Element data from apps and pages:
------------------------------------------------------------

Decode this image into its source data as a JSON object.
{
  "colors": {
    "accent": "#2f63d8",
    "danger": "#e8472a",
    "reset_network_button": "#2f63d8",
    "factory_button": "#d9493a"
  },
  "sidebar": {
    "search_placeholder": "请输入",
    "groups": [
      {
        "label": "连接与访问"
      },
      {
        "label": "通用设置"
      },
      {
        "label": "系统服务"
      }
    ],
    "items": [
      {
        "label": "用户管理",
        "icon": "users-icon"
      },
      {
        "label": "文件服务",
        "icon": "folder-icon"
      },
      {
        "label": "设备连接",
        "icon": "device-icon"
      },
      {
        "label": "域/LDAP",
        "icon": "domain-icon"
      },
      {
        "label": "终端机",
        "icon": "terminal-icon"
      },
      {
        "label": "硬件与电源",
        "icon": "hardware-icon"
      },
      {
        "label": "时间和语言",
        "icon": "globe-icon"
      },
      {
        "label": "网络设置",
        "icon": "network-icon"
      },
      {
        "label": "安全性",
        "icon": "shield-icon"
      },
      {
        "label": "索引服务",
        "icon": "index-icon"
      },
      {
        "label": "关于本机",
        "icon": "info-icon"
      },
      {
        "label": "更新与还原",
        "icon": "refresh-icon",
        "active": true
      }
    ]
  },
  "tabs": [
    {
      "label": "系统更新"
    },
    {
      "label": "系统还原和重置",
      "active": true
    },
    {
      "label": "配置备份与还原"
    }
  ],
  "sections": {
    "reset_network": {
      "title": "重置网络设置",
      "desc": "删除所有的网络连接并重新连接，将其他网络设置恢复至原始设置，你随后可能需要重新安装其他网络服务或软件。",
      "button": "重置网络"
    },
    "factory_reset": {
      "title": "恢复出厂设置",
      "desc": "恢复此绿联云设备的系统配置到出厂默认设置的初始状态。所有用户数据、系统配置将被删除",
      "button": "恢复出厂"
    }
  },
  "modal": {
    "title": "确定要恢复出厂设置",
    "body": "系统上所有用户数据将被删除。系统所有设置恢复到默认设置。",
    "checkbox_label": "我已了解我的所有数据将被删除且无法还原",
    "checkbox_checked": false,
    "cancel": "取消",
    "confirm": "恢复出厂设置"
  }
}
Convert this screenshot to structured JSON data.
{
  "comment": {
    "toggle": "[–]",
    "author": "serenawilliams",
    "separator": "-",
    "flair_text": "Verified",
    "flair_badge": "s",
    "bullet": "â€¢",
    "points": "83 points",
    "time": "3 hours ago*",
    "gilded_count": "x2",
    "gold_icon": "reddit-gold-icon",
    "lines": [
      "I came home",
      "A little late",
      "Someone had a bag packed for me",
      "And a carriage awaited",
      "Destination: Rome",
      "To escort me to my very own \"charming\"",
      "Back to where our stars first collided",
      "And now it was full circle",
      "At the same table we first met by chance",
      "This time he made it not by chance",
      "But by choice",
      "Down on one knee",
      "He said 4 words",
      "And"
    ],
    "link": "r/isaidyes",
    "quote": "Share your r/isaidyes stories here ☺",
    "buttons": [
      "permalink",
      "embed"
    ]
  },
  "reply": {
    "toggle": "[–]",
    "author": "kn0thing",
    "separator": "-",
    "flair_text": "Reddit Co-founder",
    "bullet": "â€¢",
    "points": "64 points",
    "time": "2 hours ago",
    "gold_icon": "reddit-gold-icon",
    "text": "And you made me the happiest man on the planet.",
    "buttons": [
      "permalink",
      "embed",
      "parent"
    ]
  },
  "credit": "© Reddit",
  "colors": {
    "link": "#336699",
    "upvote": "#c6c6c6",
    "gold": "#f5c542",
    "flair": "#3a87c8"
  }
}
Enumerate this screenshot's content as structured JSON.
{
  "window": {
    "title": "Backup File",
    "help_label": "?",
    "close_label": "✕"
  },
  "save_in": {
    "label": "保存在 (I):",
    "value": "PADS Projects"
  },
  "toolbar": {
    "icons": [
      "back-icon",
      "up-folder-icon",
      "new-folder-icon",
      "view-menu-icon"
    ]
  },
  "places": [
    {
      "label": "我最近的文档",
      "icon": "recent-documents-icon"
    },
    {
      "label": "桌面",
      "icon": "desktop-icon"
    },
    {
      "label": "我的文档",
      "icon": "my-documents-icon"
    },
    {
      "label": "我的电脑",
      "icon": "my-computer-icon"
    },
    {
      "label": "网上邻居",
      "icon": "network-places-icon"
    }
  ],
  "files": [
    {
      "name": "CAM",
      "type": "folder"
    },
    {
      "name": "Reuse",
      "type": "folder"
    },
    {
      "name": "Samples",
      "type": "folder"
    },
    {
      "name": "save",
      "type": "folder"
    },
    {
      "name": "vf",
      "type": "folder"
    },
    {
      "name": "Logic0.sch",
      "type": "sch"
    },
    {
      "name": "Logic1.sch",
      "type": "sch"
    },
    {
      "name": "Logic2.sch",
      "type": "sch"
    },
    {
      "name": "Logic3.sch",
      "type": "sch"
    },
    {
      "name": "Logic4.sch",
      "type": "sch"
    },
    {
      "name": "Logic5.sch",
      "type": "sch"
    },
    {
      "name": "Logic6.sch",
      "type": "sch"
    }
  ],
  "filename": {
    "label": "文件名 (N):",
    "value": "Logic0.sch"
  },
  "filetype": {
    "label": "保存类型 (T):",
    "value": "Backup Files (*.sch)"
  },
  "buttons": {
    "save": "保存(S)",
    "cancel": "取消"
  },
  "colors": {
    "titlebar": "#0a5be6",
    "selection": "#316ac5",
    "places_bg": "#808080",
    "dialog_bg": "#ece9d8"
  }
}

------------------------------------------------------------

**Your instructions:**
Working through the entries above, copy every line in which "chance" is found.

**Written solution:**
      "At the same table we first met by chance",
      "This time he made it not by chance",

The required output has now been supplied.